Items from an interface collection
==*==

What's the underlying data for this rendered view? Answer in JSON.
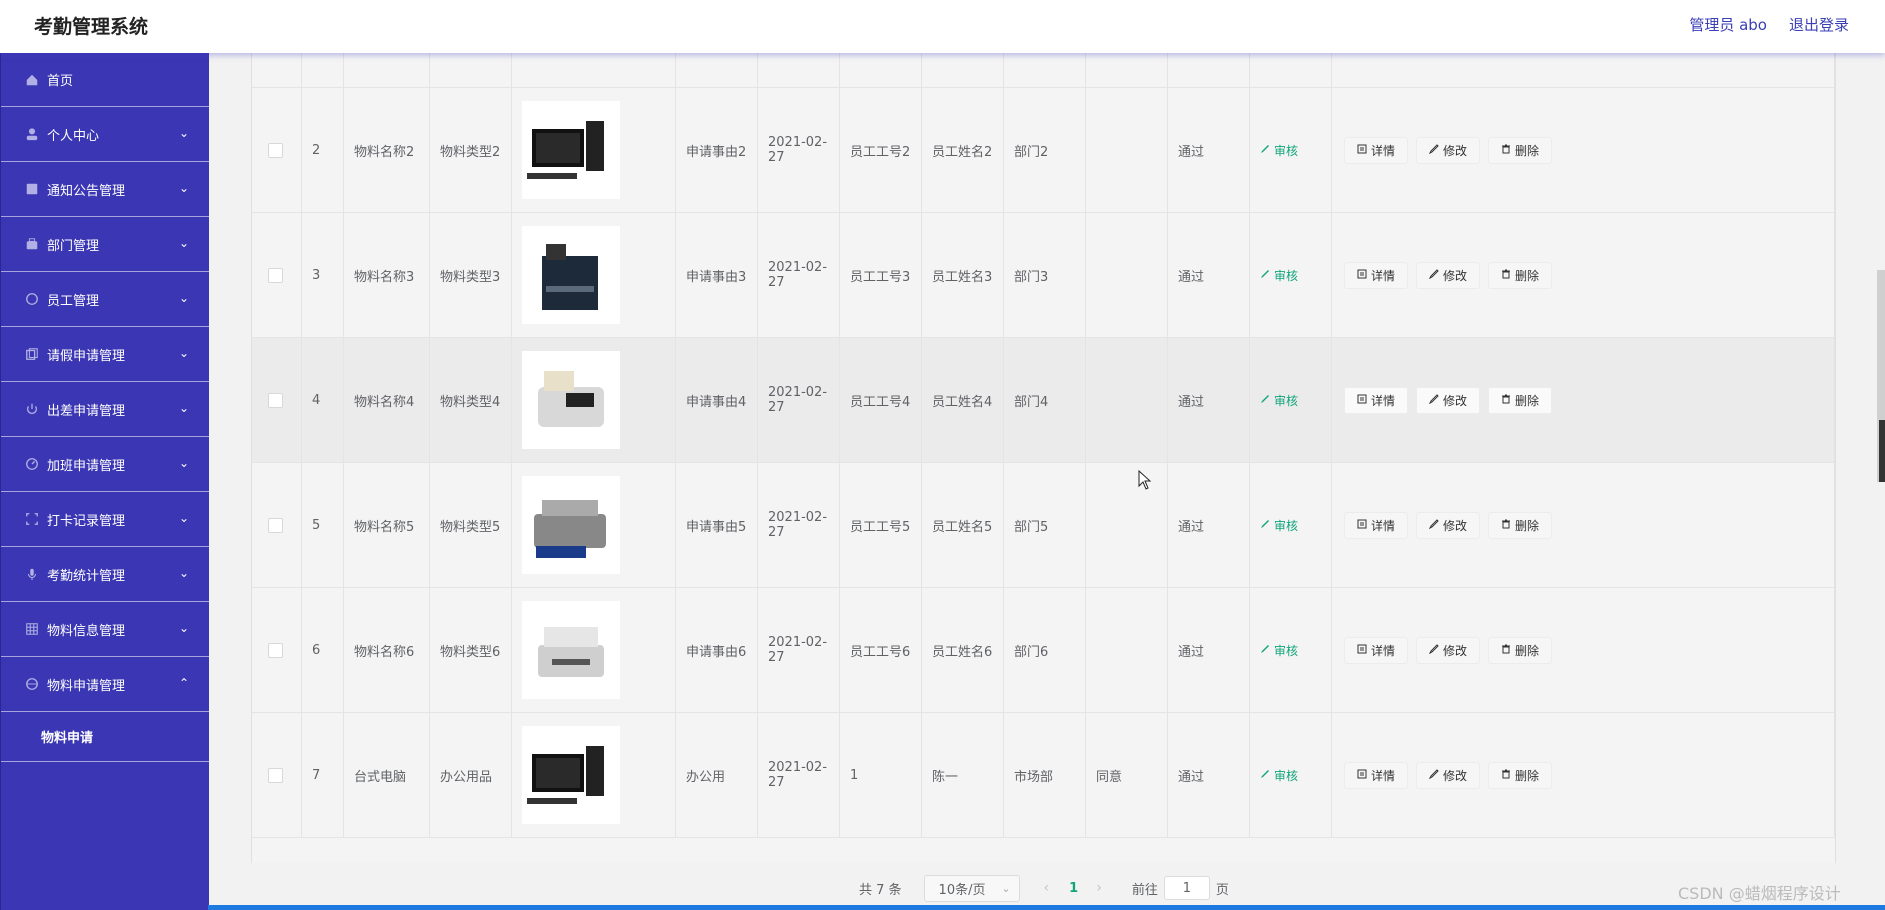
{
  "app_title": "考勤管理系统",
  "header": {
    "user_label": "管理员 abo",
    "logout_label": "退出登录"
  },
  "sidebar": {
    "items": [
      {
        "label": "首页",
        "icon": "home-icon"
      },
      {
        "label": "个人中心",
        "icon": "user-icon"
      },
      {
        "label": "通知公告管理",
        "icon": "notice-icon"
      },
      {
        "label": "部门管理",
        "icon": "briefcase-icon"
      },
      {
        "label": "员工管理",
        "icon": "compass-icon"
      },
      {
        "label": "请假申请管理",
        "icon": "copy-icon"
      },
      {
        "label": "出差申请管理",
        "icon": "power-icon"
      },
      {
        "label": "加班申请管理",
        "icon": "gauge-icon"
      },
      {
        "label": "打卡记录管理",
        "icon": "scan-icon"
      },
      {
        "label": "考勤统计管理",
        "icon": "mic-icon"
      },
      {
        "label": "物料信息管理",
        "icon": "grid-icon"
      },
      {
        "label": "物料申请管理",
        "icon": "globe-icon"
      }
    ],
    "sub_item": "物料申请"
  },
  "table": {
    "rows": [
      {
        "no": "2",
        "name": "物料名称2",
        "type": "物料类型2",
        "image": "desktop-computer",
        "reason": "申请事由2",
        "date": "2021-02-27",
        "emp_no": "员工工号2",
        "emp_name": "员工姓名2",
        "dept": "部门2",
        "reply": "",
        "status": "通过"
      },
      {
        "no": "3",
        "name": "物料名称3",
        "type": "物料类型3",
        "image": "copier",
        "reason": "申请事由3",
        "date": "2021-02-27",
        "emp_no": "员工工号3",
        "emp_name": "员工姓名3",
        "dept": "部门3",
        "reply": "",
        "status": "通过"
      },
      {
        "no": "4",
        "name": "物料名称4",
        "type": "物料类型4",
        "image": "money-counter",
        "reason": "申请事由4",
        "date": "2021-02-27",
        "emp_no": "员工工号4",
        "emp_name": "员工姓名4",
        "dept": "部门4",
        "reply": "",
        "status": "通过"
      },
      {
        "no": "5",
        "name": "物料名称5",
        "type": "物料类型5",
        "image": "printer",
        "reason": "申请事由5",
        "date": "2021-02-27",
        "emp_no": "员工工号5",
        "emp_name": "员工姓名5",
        "dept": "部门5",
        "reply": "",
        "status": "通过"
      },
      {
        "no": "6",
        "name": "物料名称6",
        "type": "物料类型6",
        "image": "scanner",
        "reason": "申请事由6",
        "date": "2021-02-27",
        "emp_no": "员工工号6",
        "emp_name": "员工姓名6",
        "dept": "部门6",
        "reply": "",
        "status": "通过"
      },
      {
        "no": "7",
        "name": "台式电脑",
        "type": "办公用品",
        "image": "desktop-computer",
        "reason": "办公用",
        "date": "2021-02-27",
        "emp_no": "1",
        "emp_name": "陈一",
        "dept": "市场部",
        "reply": "同意",
        "status": "通过"
      }
    ],
    "audit_label": "审核",
    "detail_label": "详情",
    "edit_label": "修改",
    "delete_label": "删除"
  },
  "pagination": {
    "total": "共 7 条",
    "page_size": "10条/页",
    "current_page": "1",
    "goto_prefix": "前往",
    "goto_value": "1",
    "goto_suffix": "页"
  },
  "watermark": "CSDN @蜡烟程序设计"
}
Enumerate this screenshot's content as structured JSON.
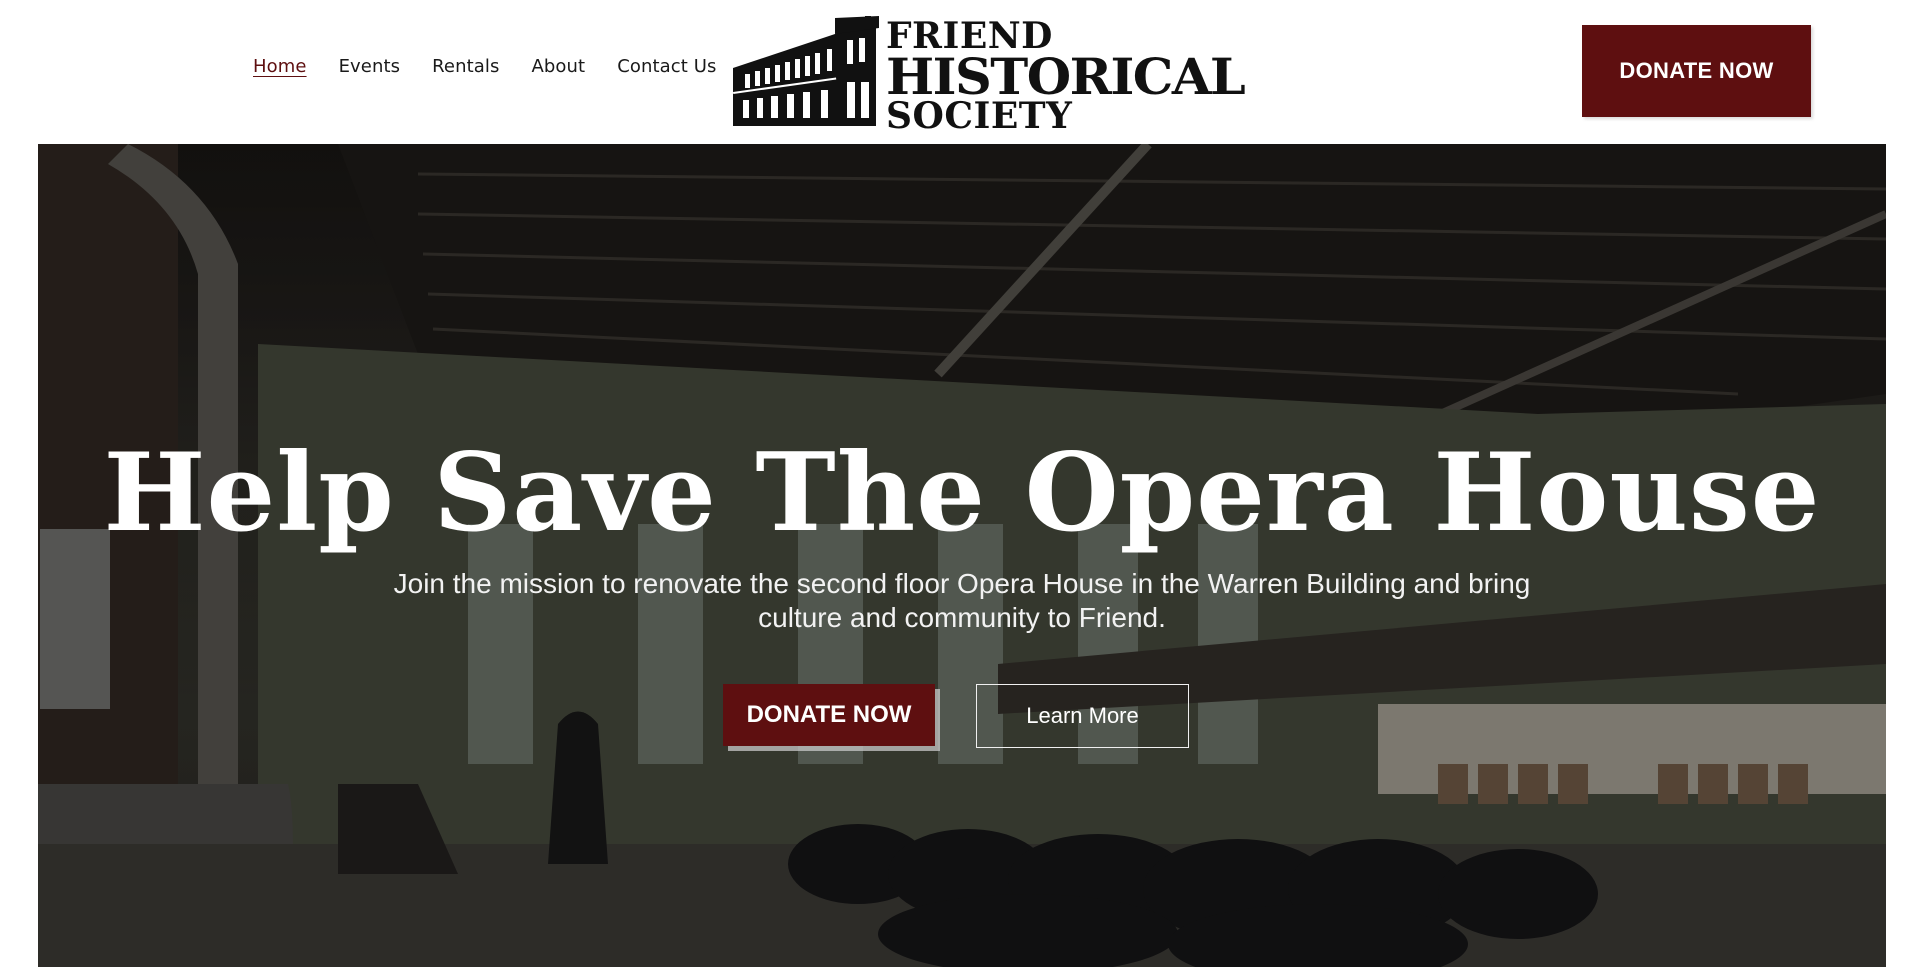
{
  "nav": {
    "items": [
      {
        "label": "Home",
        "active": true
      },
      {
        "label": "Events",
        "active": false
      },
      {
        "label": "Rentals",
        "active": false
      },
      {
        "label": "About",
        "active": false
      },
      {
        "label": "Contact Us",
        "active": false
      }
    ]
  },
  "logo": {
    "line1": "FRIEND",
    "line2": "HISTORICAL",
    "line3": "SOCIETY",
    "icon": "historic-building-icon"
  },
  "header": {
    "donate_label": "DONATE NOW"
  },
  "hero": {
    "title": "Help Save The Opera House",
    "subtitle": "Join the mission to renovate the second floor Opera House in the Warren Building and bring culture and community to Friend.",
    "donate_label": "DONATE NOW",
    "learn_label": "Learn More"
  },
  "colors": {
    "brand": "#5e0f10",
    "text": "#1a1a1a",
    "hero_text": "#ffffff"
  }
}
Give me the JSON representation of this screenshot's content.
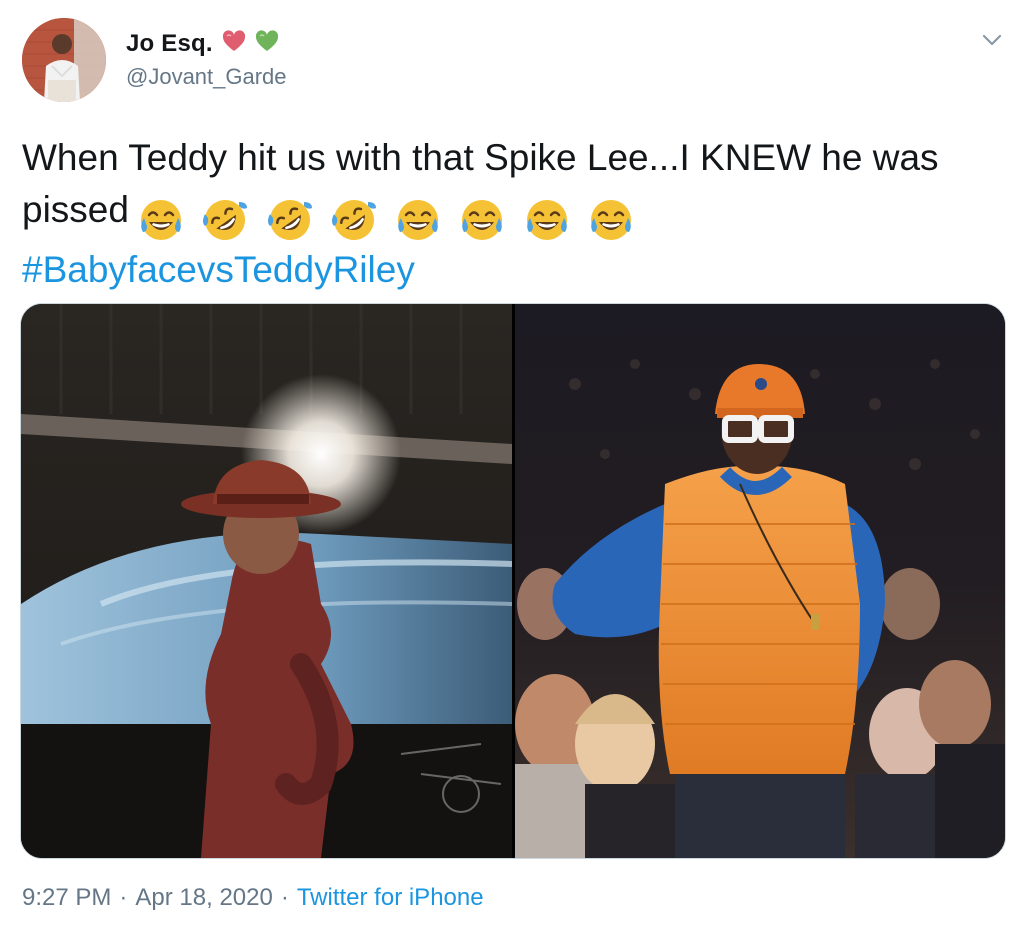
{
  "author": {
    "display_name": "Jo Esq.",
    "name_emojis": [
      "heart-icon",
      "green-heart-icon"
    ],
    "handle": "@Jovant_Garde"
  },
  "tweet": {
    "line1": "When Teddy hit us with that Spike Lee...I KNEW he was",
    "line2": "pissed",
    "emojis": [
      "tears-of-joy-emoji",
      "rofl-emoji",
      "rofl-emoji",
      "rofl-emoji",
      "tears-of-joy-emoji",
      "tears-of-joy-emoji",
      "tears-of-joy-emoji",
      "tears-of-joy-emoji"
    ],
    "hashtag": "#BabyfacevsTeddyRiley"
  },
  "media": {
    "images": [
      "teddy-riley-on-stage-photo",
      "spike-lee-courtside-photo"
    ]
  },
  "footer": {
    "time": "9:27 PM",
    "separator": "·",
    "date": "Apr 18, 2020",
    "source": "Twitter for iPhone"
  },
  "colors": {
    "link": "#1b95e0",
    "secondary_text": "#657786",
    "border": "#ccd6dd"
  }
}
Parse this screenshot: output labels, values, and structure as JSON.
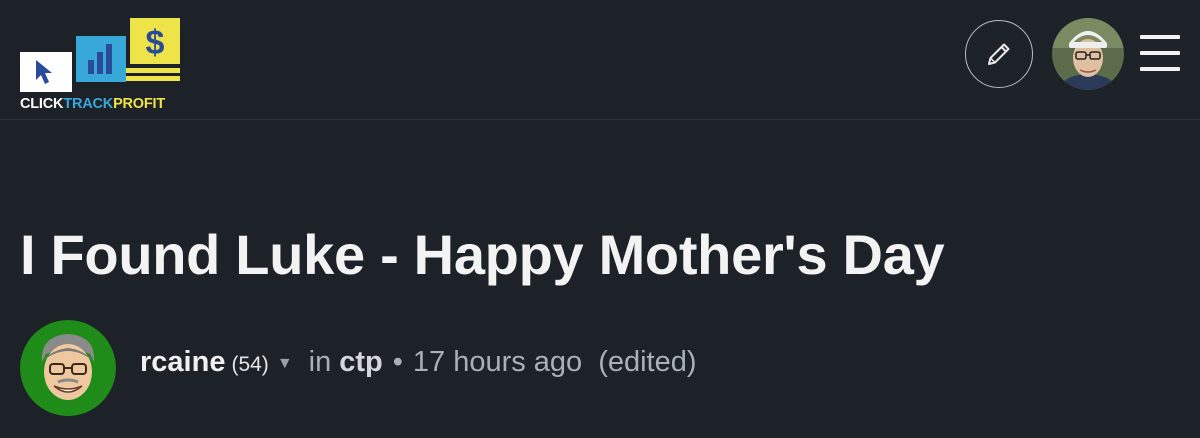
{
  "header": {
    "logo": {
      "text_part1": "CLICK",
      "text_part2": "TRACK",
      "text_part3": "PROFIT",
      "colors": {
        "white": "#ffffff",
        "blue": "#37a8d8",
        "yellow": "#efe34a",
        "dark_blue": "#2a4a9a"
      }
    },
    "edit_icon": "pencil-icon",
    "user_avatar": "user-avatar",
    "menu_icon": "hamburger-menu-icon"
  },
  "post": {
    "title": "I Found Luke - Happy Mother's Day",
    "author": "rcaine",
    "reputation": "(54)",
    "caret_icon": "chevron-down-icon",
    "in_label": "in",
    "community": "ctp",
    "separator": "•",
    "time_ago": "17 hours ago",
    "edited_label": "(edited)"
  },
  "colors": {
    "background": "#1d2128",
    "title_text": "#f3f3f3",
    "meta_text": "#aab0b8",
    "author_avatar_bg": "#1f8c1a"
  }
}
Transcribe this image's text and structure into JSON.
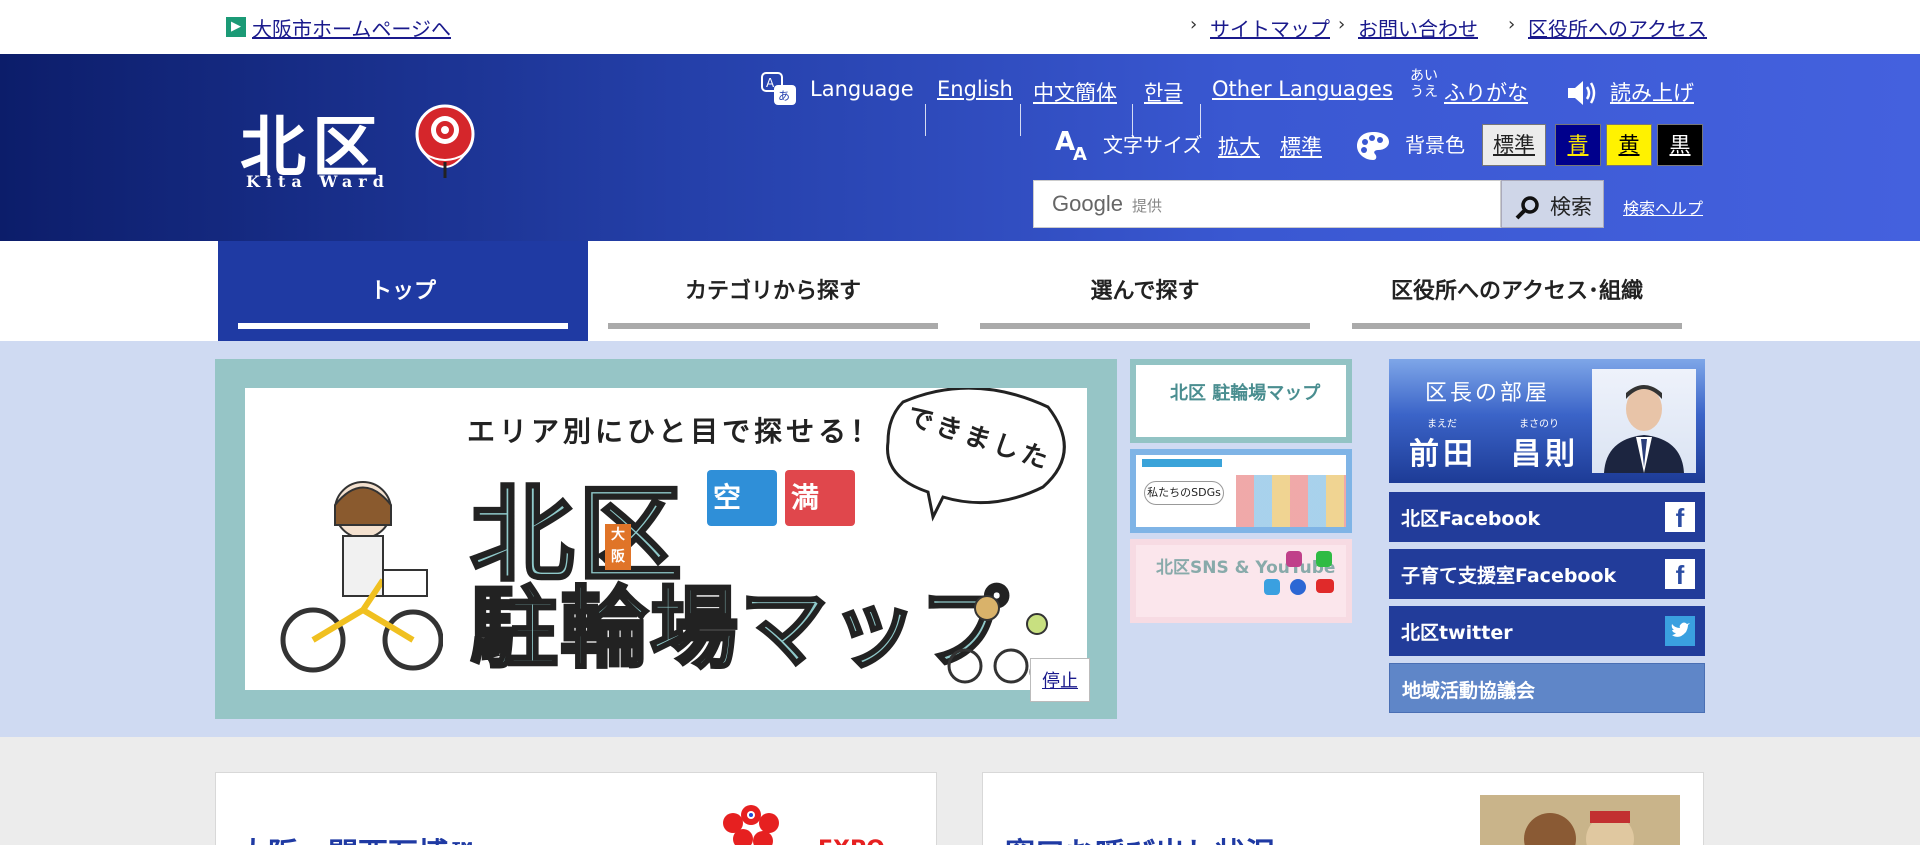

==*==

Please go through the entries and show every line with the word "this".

What's the underlying data for this rendered view? Answer in JSON.
Enumerate this screenshot's content as structured JSON.
Give me the JSON representation of this screenshot's content.
Parse this screenshot: output labels, values, and structure as JSON.
Transcribe this image's text and structure into JSON.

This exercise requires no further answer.